Disclaimer: The Parliamentary Library does not warrant or accept liability for the accuracy or usefulness of the transcripts. These are copied directly from the broadcaster's website.
Complaints against Centrelink soar, govt blames IT -

View in ParlViewView other Segments

ELIZABETH JACKSON: The number of complaints about Centrelink is continuing to climb.

New figures provided to the ABC reveal that, in the last half of 2015, the Commonwealth Ombudsman recorded a 24 per cent rise in the number of complaints about the organisation.

It follows an even larger increase in the 12 months before that.

The Government admits there are problems but it's pinning its hopes on a new $1 billion dollar IT upgrade.

Critics argue the problem is much larger than that, as Angela Lavoipierre reports.

ANGELA LAVOIPIERRE: Meredith Ward works part-time and cares for her two sons, who live at home. The eldest is 20 and has autism.
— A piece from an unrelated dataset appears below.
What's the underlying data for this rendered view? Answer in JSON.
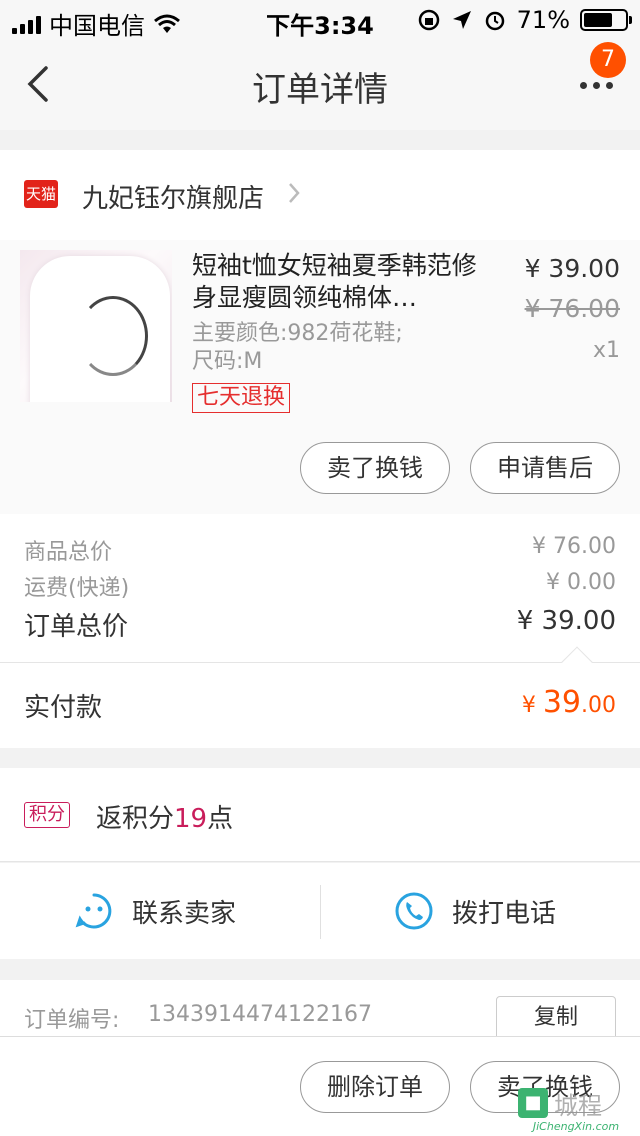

His 18 year old brother has been diagnosed with Asperger's.

She receives a carer payment from Centrelink but her relationship with the agency has been far from straightforward.

Meredith Ward remembers one particularly hard day in January 2014:
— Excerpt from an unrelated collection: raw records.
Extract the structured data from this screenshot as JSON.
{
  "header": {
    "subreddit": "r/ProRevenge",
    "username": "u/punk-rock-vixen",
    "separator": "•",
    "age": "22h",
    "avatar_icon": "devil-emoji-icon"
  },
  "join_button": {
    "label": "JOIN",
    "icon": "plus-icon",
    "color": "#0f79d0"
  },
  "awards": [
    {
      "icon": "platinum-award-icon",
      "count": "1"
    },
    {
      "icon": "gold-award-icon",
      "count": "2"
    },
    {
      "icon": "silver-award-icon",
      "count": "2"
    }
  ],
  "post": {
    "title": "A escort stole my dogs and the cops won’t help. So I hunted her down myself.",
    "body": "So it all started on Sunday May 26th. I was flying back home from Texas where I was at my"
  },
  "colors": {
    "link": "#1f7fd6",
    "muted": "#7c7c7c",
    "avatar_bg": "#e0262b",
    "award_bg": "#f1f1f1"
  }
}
MEREDITH WARD: I received a phone call from somebody from Centrelink just saying, "You owe us $25,000."

ANGELA LAVOIPIERRE: Centrelink staff had made a mistake in registering her income four years prior, recording a zero instead of what she declared.

Having discovered the error, Centrelink investigated Ms Ward - and then confronted her.
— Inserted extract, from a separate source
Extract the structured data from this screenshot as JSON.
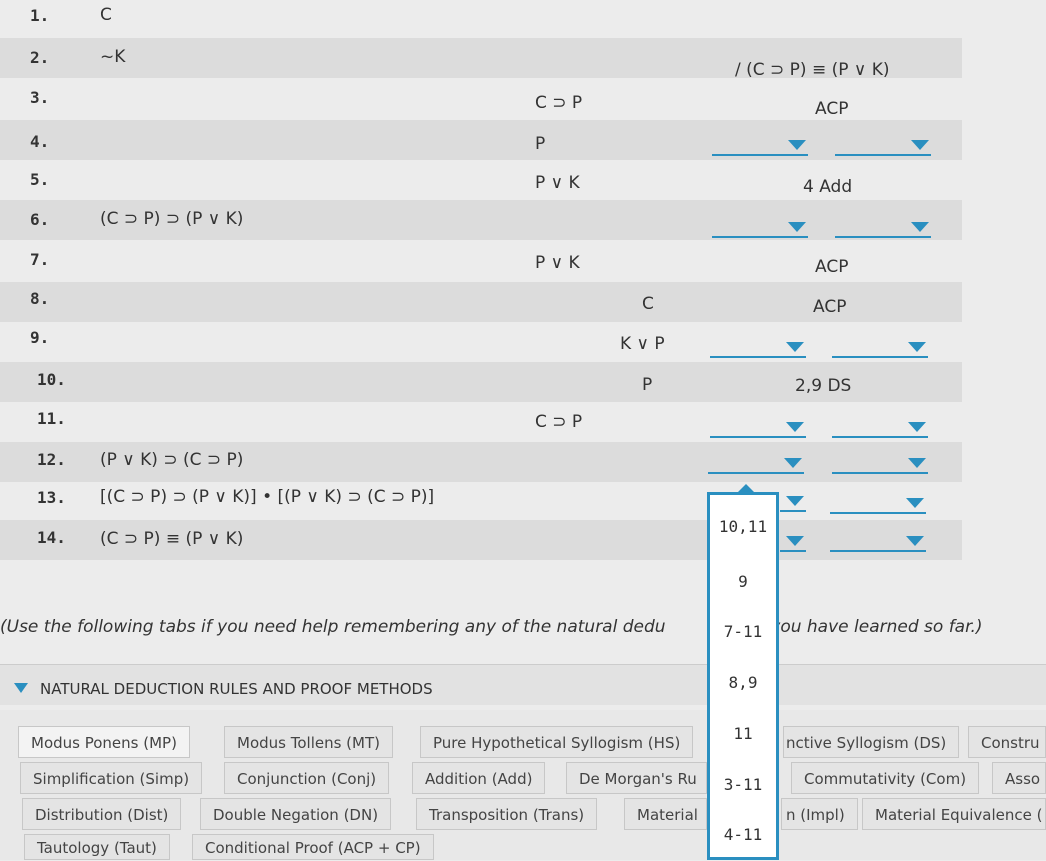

MEREDITH WARD: It was an attack, basically, on my integrity because at first, with the first phone call I thought, you know, "Am I up for criminal charges? Am I going to be- Am I going to go to jail?" You know, "Is this... you know, what's going to happen?"

ANGELA LAVOIPIERRE: With the help of a free community legal service, she won a lengthy appeals process to clear the debt.

But the problems haven't stopped there for her, or thousands of others.

AM can reveal there were 3,896 complaints about Centrelink to the Commonwealth Ombudsman in the second half of last year.

That doesn't include the department's internal complaints figures for the same period, which are yet to be released.

In the 12 months to June, the number of complaints to the Ombudsman about Centrelink increased by 26 per cent. New figures reveal that rate has been maintained.

Kate Beaumont is the president of the National Welfare Rights Network. She says they've noticed more people are seeking their help.

KATE BEAUMONT: We're just getting busier and busier. We're also getting lots of complaints about people just not being able to get through to Centrelink.

ANGELA LAVOIPIERRE: The Minister for Human Services, Stuart Robert, is aware that complaints are up:

STUART ROBERT: Customer complaint numbers tell us that there are issues, and we know that. We're trying to deliver a 21st century offering to a well-educated, technically savvy Australian population but we're using 1980s IT.

ANGELA LAVOIPIERRE: The Government will spend $1 billion upgrading that system in the years ahead. Stuart Robert says, until that happens, he expects complaints.

STUART ROBERT: With the clunky back end because of the legacy system, I am going to expect to see an uptake in complaints, unfortunately.

ANGELA LAVOIPIERRE: Kate Beaumont from the National Welfare Rights Network agrees there are plenty of complaints about connecting online, but she says the problems are broader than that - and they're getting worse.

KATE BEAUMONT: Well, it used to be that something like a claim for Disability Support Pension: you know, people were often told, "You will hear in about six weeks' time."

We're having clients now who have got claims that have been in for kind of six months.

ANGELA LAVOIPIERRE: Meredith Ward is now fighting a new debt that she says Centrelink has mistakenly recorded against her name.

MEREDITH WARD: You just feel helpless and it just drives you crazy, because you think, well, you're trying to do the right thing. I'm not a person who's ripping off the system.

ANGELA LAVOIPIERRE: If the last time is any indication, it could be many more months before there's a resolution.

MEREDITH WARD: You're trying to sit on the phone and wait for an hour and a half or two hours to talk to somebody, I mean, it's just overwhelming. You just think, "I don't have the energy to do that today."

ELIZABETH JACKSON: Meredith Ward ending that report from Angela Lavoipierre.